— Action item —
Retype each line of the listing below, word for word.

··· Records supplied

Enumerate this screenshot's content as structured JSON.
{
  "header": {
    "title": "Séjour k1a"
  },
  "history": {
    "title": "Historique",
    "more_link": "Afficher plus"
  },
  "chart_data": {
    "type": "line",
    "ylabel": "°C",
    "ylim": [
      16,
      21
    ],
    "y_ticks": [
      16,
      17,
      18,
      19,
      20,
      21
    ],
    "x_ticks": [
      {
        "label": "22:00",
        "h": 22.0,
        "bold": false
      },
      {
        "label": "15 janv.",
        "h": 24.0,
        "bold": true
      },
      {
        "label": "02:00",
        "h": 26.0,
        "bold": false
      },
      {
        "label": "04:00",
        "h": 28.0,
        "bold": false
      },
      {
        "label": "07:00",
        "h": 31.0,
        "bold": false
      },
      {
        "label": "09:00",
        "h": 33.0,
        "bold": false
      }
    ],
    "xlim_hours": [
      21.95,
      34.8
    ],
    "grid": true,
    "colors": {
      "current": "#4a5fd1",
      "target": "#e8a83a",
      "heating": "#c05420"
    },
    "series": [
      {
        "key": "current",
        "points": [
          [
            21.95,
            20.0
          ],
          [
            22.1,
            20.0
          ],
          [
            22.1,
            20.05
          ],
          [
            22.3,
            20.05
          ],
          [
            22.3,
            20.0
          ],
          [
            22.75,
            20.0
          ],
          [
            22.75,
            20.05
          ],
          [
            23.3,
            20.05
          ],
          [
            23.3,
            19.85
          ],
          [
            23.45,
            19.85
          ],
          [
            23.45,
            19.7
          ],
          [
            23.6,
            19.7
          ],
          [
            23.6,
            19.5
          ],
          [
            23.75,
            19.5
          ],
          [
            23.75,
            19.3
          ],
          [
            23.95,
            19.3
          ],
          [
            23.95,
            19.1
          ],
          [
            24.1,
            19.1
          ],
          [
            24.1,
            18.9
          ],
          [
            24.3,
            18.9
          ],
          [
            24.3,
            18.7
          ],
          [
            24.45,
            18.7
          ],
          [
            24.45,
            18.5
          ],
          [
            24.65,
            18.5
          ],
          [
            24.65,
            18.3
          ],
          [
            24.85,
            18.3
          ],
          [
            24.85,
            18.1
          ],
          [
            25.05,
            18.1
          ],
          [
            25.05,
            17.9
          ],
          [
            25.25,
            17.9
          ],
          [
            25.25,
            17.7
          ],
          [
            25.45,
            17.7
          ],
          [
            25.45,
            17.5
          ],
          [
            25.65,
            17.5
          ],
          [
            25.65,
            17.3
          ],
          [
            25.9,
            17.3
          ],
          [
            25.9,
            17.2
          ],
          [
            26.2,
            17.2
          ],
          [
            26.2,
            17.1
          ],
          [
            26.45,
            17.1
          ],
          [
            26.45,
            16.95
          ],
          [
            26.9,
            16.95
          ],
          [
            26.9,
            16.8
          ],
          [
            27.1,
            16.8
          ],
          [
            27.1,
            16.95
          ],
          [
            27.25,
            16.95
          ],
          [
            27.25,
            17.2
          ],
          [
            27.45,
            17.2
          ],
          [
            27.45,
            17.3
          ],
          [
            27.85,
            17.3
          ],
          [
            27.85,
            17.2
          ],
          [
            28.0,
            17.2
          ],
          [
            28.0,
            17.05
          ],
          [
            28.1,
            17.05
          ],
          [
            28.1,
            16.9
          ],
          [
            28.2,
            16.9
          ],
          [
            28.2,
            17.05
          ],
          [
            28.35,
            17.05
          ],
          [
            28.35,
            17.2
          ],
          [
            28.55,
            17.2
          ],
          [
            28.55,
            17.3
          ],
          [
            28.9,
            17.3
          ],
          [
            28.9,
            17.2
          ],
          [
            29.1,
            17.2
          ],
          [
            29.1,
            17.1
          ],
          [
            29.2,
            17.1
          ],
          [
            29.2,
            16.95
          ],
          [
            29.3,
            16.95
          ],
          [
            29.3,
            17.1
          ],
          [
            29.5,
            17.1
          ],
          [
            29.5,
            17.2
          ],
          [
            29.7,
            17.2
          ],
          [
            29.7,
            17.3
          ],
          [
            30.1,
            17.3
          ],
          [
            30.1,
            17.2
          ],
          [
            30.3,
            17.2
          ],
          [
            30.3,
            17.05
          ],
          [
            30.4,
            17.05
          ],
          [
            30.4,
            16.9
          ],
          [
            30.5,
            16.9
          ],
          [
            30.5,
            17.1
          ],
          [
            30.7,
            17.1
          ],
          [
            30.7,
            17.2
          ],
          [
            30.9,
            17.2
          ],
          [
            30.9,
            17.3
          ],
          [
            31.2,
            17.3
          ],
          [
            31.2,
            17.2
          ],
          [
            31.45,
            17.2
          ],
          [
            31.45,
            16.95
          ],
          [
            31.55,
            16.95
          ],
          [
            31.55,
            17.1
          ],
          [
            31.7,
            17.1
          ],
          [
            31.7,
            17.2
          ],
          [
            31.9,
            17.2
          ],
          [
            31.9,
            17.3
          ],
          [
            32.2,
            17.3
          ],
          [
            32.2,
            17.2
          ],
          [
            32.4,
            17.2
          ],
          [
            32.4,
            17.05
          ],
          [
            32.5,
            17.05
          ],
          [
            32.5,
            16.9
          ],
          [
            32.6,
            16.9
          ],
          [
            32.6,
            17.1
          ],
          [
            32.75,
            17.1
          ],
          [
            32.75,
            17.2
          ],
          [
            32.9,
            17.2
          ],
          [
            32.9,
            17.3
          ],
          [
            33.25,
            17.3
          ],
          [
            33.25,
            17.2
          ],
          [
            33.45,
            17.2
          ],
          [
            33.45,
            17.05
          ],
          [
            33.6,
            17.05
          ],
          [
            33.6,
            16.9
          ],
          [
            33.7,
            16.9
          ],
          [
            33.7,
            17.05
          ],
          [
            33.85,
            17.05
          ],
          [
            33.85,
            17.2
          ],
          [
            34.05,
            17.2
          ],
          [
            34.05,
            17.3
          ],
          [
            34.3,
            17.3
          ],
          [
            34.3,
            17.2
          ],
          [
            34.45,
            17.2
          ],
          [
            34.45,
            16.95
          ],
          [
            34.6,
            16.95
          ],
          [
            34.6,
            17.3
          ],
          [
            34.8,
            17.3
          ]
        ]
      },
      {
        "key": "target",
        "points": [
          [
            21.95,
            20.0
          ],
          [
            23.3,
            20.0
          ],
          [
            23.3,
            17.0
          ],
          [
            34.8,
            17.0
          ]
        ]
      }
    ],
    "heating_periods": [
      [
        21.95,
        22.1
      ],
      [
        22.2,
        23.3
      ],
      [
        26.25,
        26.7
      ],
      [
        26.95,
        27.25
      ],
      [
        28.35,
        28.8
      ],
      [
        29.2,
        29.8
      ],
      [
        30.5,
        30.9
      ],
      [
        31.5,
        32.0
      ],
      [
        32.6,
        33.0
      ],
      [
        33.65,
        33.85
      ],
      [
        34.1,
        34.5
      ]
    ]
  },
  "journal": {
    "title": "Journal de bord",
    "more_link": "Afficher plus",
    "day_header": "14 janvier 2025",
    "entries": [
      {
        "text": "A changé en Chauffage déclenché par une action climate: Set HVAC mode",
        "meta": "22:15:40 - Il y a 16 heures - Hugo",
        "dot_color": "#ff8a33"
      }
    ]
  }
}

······

— Exercise result —
Enumerate this screenshot's content as structured JSON.
{
  "header": {
    "title": "Séjour k1a"
  },
  "history": {
    "title": "Historique",
    "more_link": "Afficher plus"
  },
  "chart_data": {
    "type": "line",
    "ylabel": "°C",
    "ylim": [
      16,
      21
    ],
    "y_ticks": [
      16,
      17,
      18,
      19,
      20,
      21
    ],
    "x_ticks": [
      {
        "label": "22:00",
        "h": 22.0,
        "bold": false
      },
      {
        "label": "15 janv.",
        "h": 24.0,
        "bold": true
      },
      {
        "label": "02:00",
        "h": 26.0,
        "bold": false
      },
      {
        "label": "04:00",
        "h": 28.0,
        "bold": false
      },
      {
        "label": "07:00",
        "h": 31.0,
        "bold": false
      },
      {
        "label": "09:00",
        "h": 33.0,
        "bold": false
      }
    ],
    "xlim_hours": [
      21.95,
      34.8
    ],
    "grid": true,
    "colors": {
      "current": "#4a5fd1",
      "target": "#e8a83a",
      "heating": "#c05420"
    },
    "series": [
      {
        "key": "current",
        "points": [
          [
            21.95,
            20.0
          ],
          [
            22.1,
            20.0
          ],
          [
            22.1,
            20.05
          ],
          [
            22.3,
            20.05
          ],
          [
            22.3,
            20.0
          ],
          [
            22.75,
            20.0
          ],
          [
            22.75,
            20.05
          ],
          [
            23.3,
            20.05
          ],
          [
            23.3,
            19.85
          ],
          [
            23.45,
            19.85
          ],
          [
            23.45,
            19.7
          ],
          [
            23.6,
            19.7
          ],
          [
            23.6,
            19.5
          ],
          [
            23.75,
            19.5
          ],
          [
            23.75,
            19.3
          ],
          [
            23.95,
            19.3
          ],
          [
            23.95,
            19.1
          ],
          [
            24.1,
            19.1
          ],
          [
            24.1,
            18.9
          ],
          [
            24.3,
            18.9
          ],
          [
            24.3,
            18.7
          ],
          [
            24.45,
            18.7
          ],
          [
            24.45,
            18.5
          ],
          [
            24.65,
            18.5
          ],
          [
            24.65,
            18.3
          ],
          [
            24.85,
            18.3
          ],
          [
            24.85,
            18.1
          ],
          [
            25.05,
            18.1
          ],
          [
            25.05,
            17.9
          ],
          [
            25.25,
            17.9
          ],
          [
            25.25,
            17.7
          ],
          [
            25.45,
            17.7
          ],
          [
            25.45,
            17.5
          ],
          [
            25.65,
            17.5
          ],
          [
            25.65,
            17.3
          ],
          [
            25.9,
            17.3
          ],
          [
            25.9,
            17.2
          ],
          [
            26.2,
            17.2
          ],
          [
            26.2,
            17.1
          ],
          [
            26.45,
            17.1
          ],
          [
            26.45,
            16.95
          ],
          [
            26.9,
            16.95
          ],
          [
            26.9,
            16.8
          ],
          [
            27.1,
            16.8
          ],
          [
            27.1,
            16.95
          ],
          [
            27.25,
            16.95
          ],
          [
            27.25,
            17.2
          ],
          [
            27.45,
            17.2
          ],
          [
            27.45,
            17.3
          ],
          [
            27.85,
            17.3
          ],
          [
            27.85,
            17.2
          ],
          [
            28.0,
            17.2
          ],
          [
            28.0,
            17.05
          ],
          [
            28.1,
            17.05
          ],
          [
            28.1,
            16.9
          ],
          [
            28.2,
            16.9
          ],
          [
            28.2,
            17.05
          ],
          [
            28.35,
            17.05
          ],
          [
            28.35,
            17.2
          ],
          [
            28.55,
            17.2
          ],
          [
            28.55,
            17.3
          ],
          [
            28.9,
            17.3
          ],
          [
            28.9,
            17.2
          ],
          [
            29.1,
            17.2
          ],
          [
            29.1,
            17.1
          ],
          [
            29.2,
            17.1
          ],
          [
            29.2,
            16.95
          ],
          [
            29.3,
            16.95
          ],
          [
            29.3,
            17.1
          ],
          [
            29.5,
            17.1
          ],
          [
            29.5,
            17.2
          ],
          [
            29.7,
            17.2
          ],
          [
            29.7,
            17.3
          ],
          [
            30.1,
            17.3
          ],
          [
            30.1,
            17.2
          ],
          [
            30.3,
            17.2
          ],
          [
            30.3,
            17.05
          ],
          [
            30.4,
            17.05
          ],
          [
            30.4,
            16.9
          ],
          [
            30.5,
            16.9
          ],
          [
            30.5,
            17.1
          ],
          [
            30.7,
            17.1
          ],
          [
            30.7,
            17.2
          ],
          [
            30.9,
            17.2
          ],
          [
            30.9,
            17.3
          ],
          [
            31.2,
            17.3
          ],
          [
            31.2,
            17.2
          ],
          [
            31.45,
            17.2
          ],
          [
            31.45,
            16.95
          ],
          [
            31.55,
            16.95
          ],
          [
            31.55,
            17.1
          ],
          [
            31.7,
            17.1
          ],
          [
            31.7,
            17.2
          ],
          [
            31.9,
            17.2
          ],
          [
            31.9,
            17.3
          ],
          [
            32.2,
            17.3
          ],
          [
            32.2,
            17.2
          ],
          [
            32.4,
            17.2
          ],
          [
            32.4,
            17.05
          ],
          [
            32.5,
            17.05
          ],
          [
            32.5,
            16.9
          ],
          [
            32.6,
            16.9
          ],
          [
            32.6,
            17.1
          ],
          [
            32.75,
            17.1
          ],
          [
            32.75,
            17.2
          ],
          [
            32.9,
            17.2
          ],
          [
            32.9,
            17.3
          ],
          [
            33.25,
            17.3
          ],
          [
            33.25,
            17.2
          ],
          [
            33.45,
            17.2
          ],
          [
            33.45,
            17.05
          ],
          [
            33.6,
            17.05
          ],
          [
            33.6,
            16.9
          ],
          [
            33.7,
            16.9
          ],
          [
            33.7,
            17.05
          ],
          [
            33.85,
            17.05
          ],
          [
            33.85,
            17.2
          ],
          [
            34.05,
            17.2
          ],
          [
            34.05,
            17.3
          ],
          [
            34.3,
            17.3
          ],
          [
            34.3,
            17.2
          ],
          [
            34.45,
            17.2
          ],
          [
            34.45,
            16.95
          ],
          [
            34.6,
            16.95
          ],
          [
            34.6,
            17.3
          ],
          [
            34.8,
            17.3
          ]
        ]
      },
      {
        "key": "target",
        "points": [
          [
            21.95,
            20.0
          ],
          [
            23.3,
            20.0
          ],
          [
            23.3,
            17.0
          ],
          [
            34.8,
            17.0
          ]
        ]
      }
    ],
    "heating_periods": [
      [
        21.95,
        22.1
      ],
      [
        22.2,
        23.3
      ],
      [
        26.25,
        26.7
      ],
      [
        26.95,
        27.25
      ],
      [
        28.35,
        28.8
      ],
      [
        29.2,
        29.8
      ],
      [
        30.5,
        30.9
      ],
      [
        31.5,
        32.0
      ],
      [
        32.6,
        33.0
      ],
      [
        33.65,
        33.85
      ],
      [
        34.1,
        34.5
      ]
    ]
  },
  "journal": {
    "title": "Journal de bord",
    "more_link": "Afficher plus",
    "day_header": "14 janvier 2025",
    "entries": [
      {
        "text": "A changé en Chauffage déclenché par une action climate: Set HVAC mode",
        "meta": "22:15:40 - Il y a 16 heures - Hugo",
        "dot_color": "#ff8a33"
      }
    ]
  }
}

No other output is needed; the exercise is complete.